The GOP started the presidential campaign in the black cold of the Iowa winter, appealing to evangelicals and other cultural conservatives. Good people though they may be, they are no more representative of the typical American voter than the equally good people of Beverly Hills’s ultra-liberal precincts. Romney pandered. He would end funding to Planned Parenthood and he recommended making things so tough on undocumented immigrants that they would “self-deport.” Goodbye, Hispanics, and goodbye, many women.
The venue for that first contest and the field of candidates was the biggest break Barack Obama got. The entire Republican field swung to the right. One stupendously unqualified candidate after another took the early lead — Michele Bachmann, Rick Perry, Newt Gingrich. They took turns proposing one simplistic program for illegal aliens after another. Moderation, even compassion, was ridiculed. Gingrich wanted to do something reasonable for illegals who had been in the country for decades — held a job, belonged to a church. Nothing doing. This was a kind of war.
The winner of the Iowa caucus, you might recall, was Rick Santorum, who had lost his race for reelection for Pennsylvania senator. He campaigned as an inquisitor, a stern and humorless champion of his own morality. He was against abortion — not just late-term. Not even in the case of rape or incest. Not even for a 14-year-old who had gotten beered up in the back of a parked car. Never! Never! If this is what he believes, fine. But don’t impose it on the rest of us.

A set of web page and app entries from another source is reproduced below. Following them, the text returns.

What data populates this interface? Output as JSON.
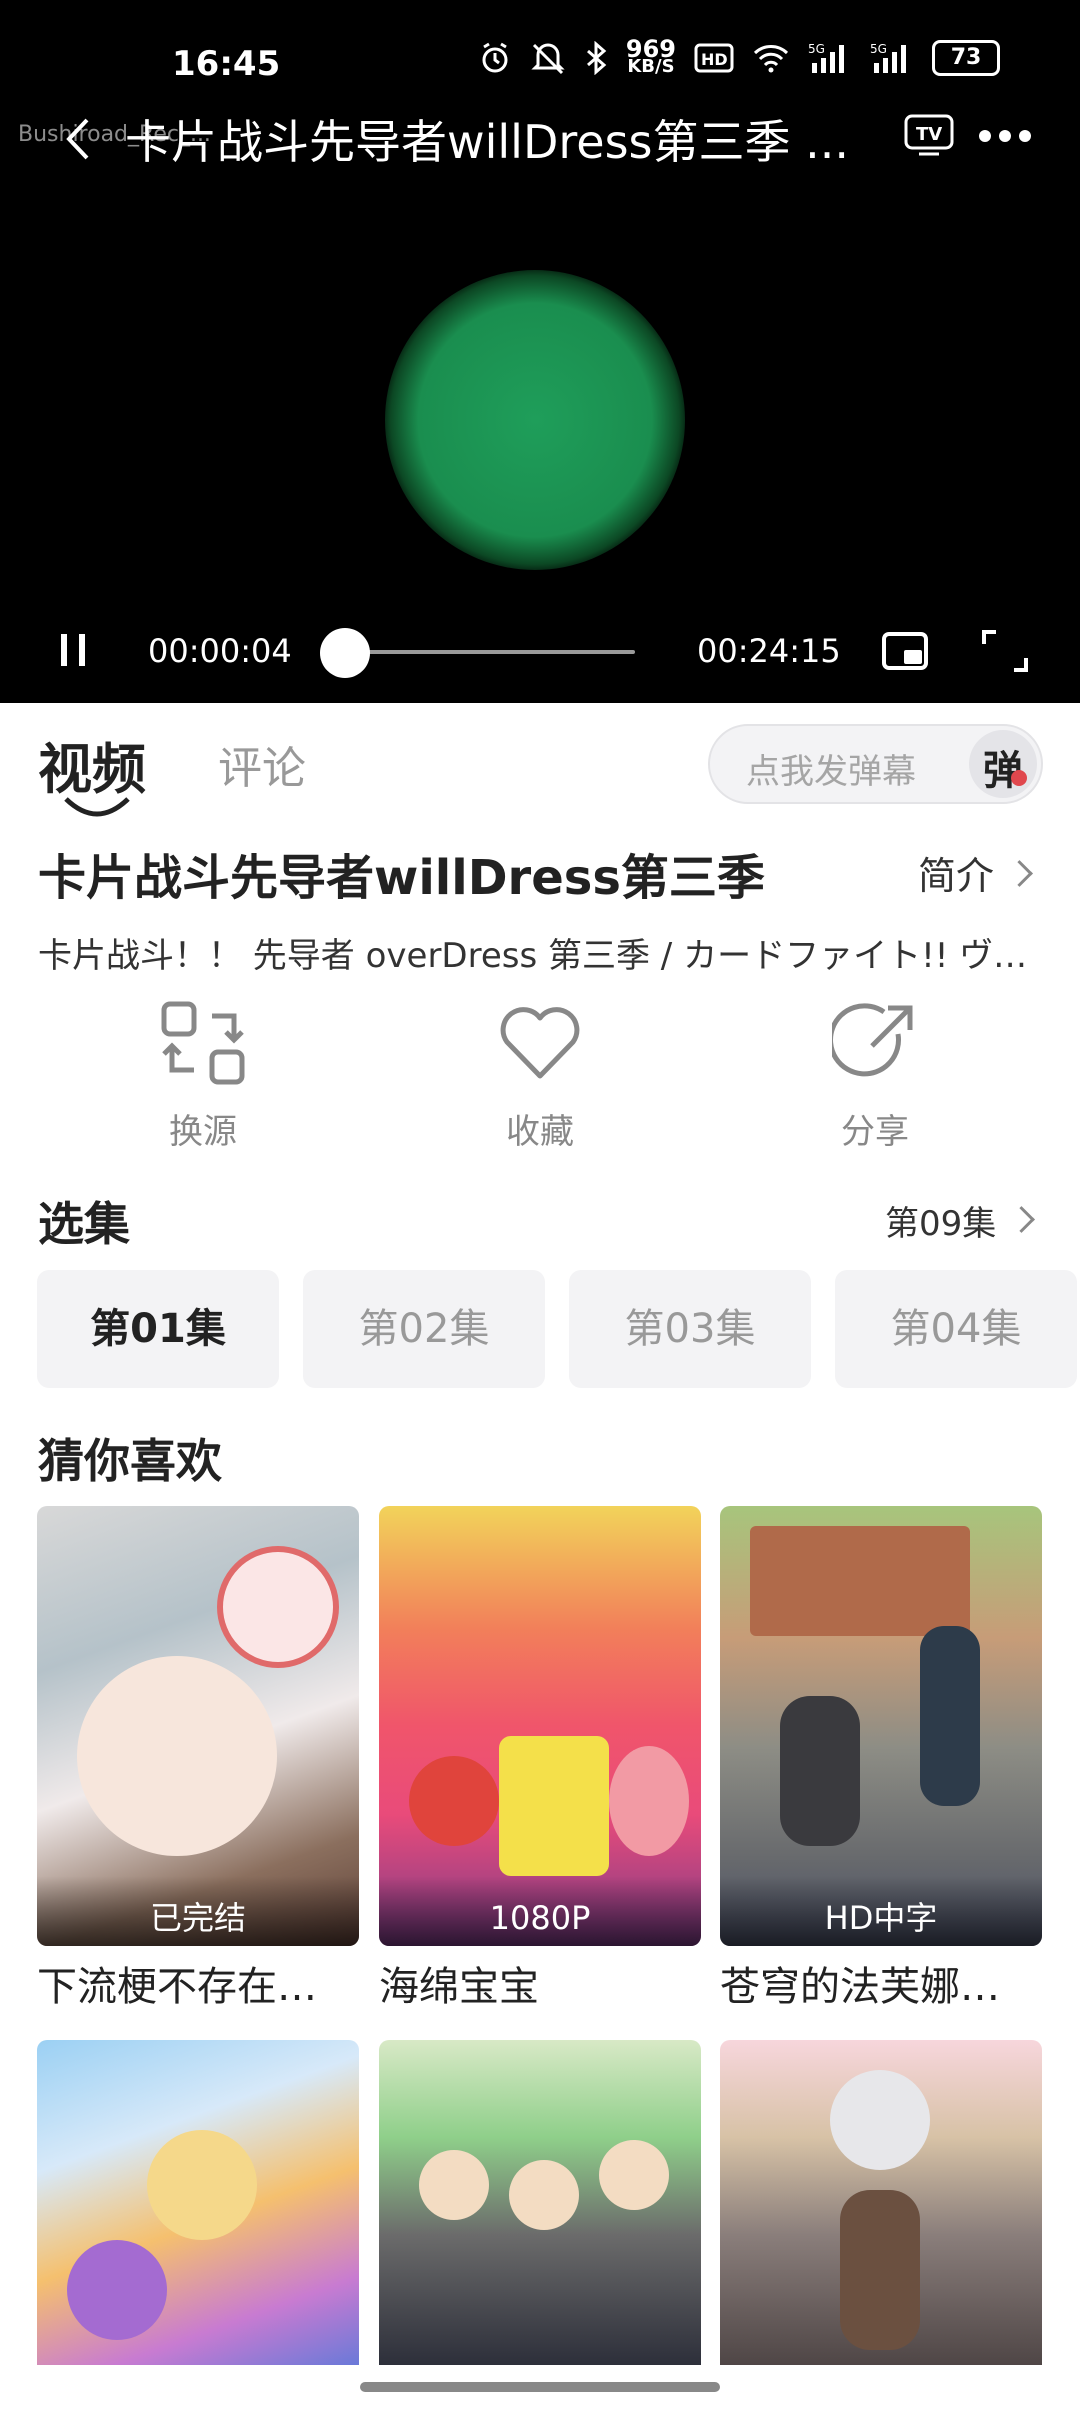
{
  "status_bar": {
    "time": "16:45",
    "speed_value": "969",
    "speed_unit": "KB/S",
    "battery": "73",
    "icons": [
      "alarm-icon",
      "mute-icon",
      "bluetooth-icon",
      "hd-icon",
      "wifi-icon",
      "5g-signal-icon",
      "5g-signal-icon"
    ]
  },
  "player": {
    "watermark": "Bushiroad_Rec_...",
    "title": "卡片战斗先导者willDress第三季 ...",
    "current_time": "00:00:04",
    "total_time": "00:24:15",
    "progress": 0.003
  },
  "tabs": {
    "video": "视频",
    "comments": "评论",
    "danmaku_placeholder": "点我发弹幕",
    "danmaku_icon": "弹"
  },
  "show": {
    "title": "卡片战斗先导者willDress第三季",
    "intro": "简介",
    "alt_titles": "卡片战斗！！ 先导者 overDress 第三季 / カードファイト!! ヴ…"
  },
  "actions": [
    {
      "label": "换源",
      "icon": "switch-source-icon"
    },
    {
      "label": "收藏",
      "icon": "heart-icon"
    },
    {
      "label": "分享",
      "icon": "share-icon"
    }
  ],
  "episodes": {
    "heading": "选集",
    "current": "第09集",
    "items": [
      "第01集",
      "第02集",
      "第03集",
      "第04集"
    ]
  },
  "recommendations": {
    "heading": "猜你喜欢",
    "items": [
      {
        "name": "下流梗不存在…",
        "badge": "已完结"
      },
      {
        "name": "海绵宝宝",
        "badge": "1080P"
      },
      {
        "name": "苍穹的法芙娜…",
        "badge": "HD中字"
      },
      {
        "name": "",
        "badge": ""
      },
      {
        "name": "",
        "badge": ""
      },
      {
        "name": "",
        "badge": ""
      }
    ]
  }
}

Now it will start all over. Santorum was in Iowa at least twice last month. A GOP that might have won the presidency had it earlier steered a middle course, will once again veer to the right. Zealots of one kind or another will run — and one by one become front-runners. The early contests will be held in the most unrepresentative of states. A debacle is looming.
Possibly the Democrats will do something similar. They went off a cliff with the very liberal George McGovern, but after 1972, the party got cautious. Not since Michael Dukakis have the Democrats nominated a true — as opposed to a vilified — liberal. More than likely, a moderate will emerge. If so, he — or she — will win.
About $2 billion was spent on the 2012 race, more than half of it, certainly, on Romney. The GOP would do itself — and the nation — a favor if the fat cats who put up this money started backing moderates and rebuilding the party. They could start by knocking Iowa and New Hampshire down the campaign calendar. They could begin in New York or Illinois or even Texas. Maybe that would encourage moderates to enter the race and not feel they’d be doomed by, perhaps, wondering out loud about abortion, same-sex marriage or immigration.
It took the GOP years to come to terms with the New Deal and the Fair Deal. It has taken the party a long time to come to terms with the necessities of modern government — a certain amount of deficit spending, a realistic tax rate and the occasional need to use the government to smooth the rough edges of the free-enterprise system. The auto bailout worked. It worked for the companies and their employees, and it worked splendidly for Barack Obama.
Barack Obama never got the economy really humming. I don’t blame him for that. The unemployment rate always hovered around 8 percent. I don’t blame him for that, either. But these are the usual factors that doom a reelection effort. Mitt Romney could have won. He had the right opponent but the wrong political party.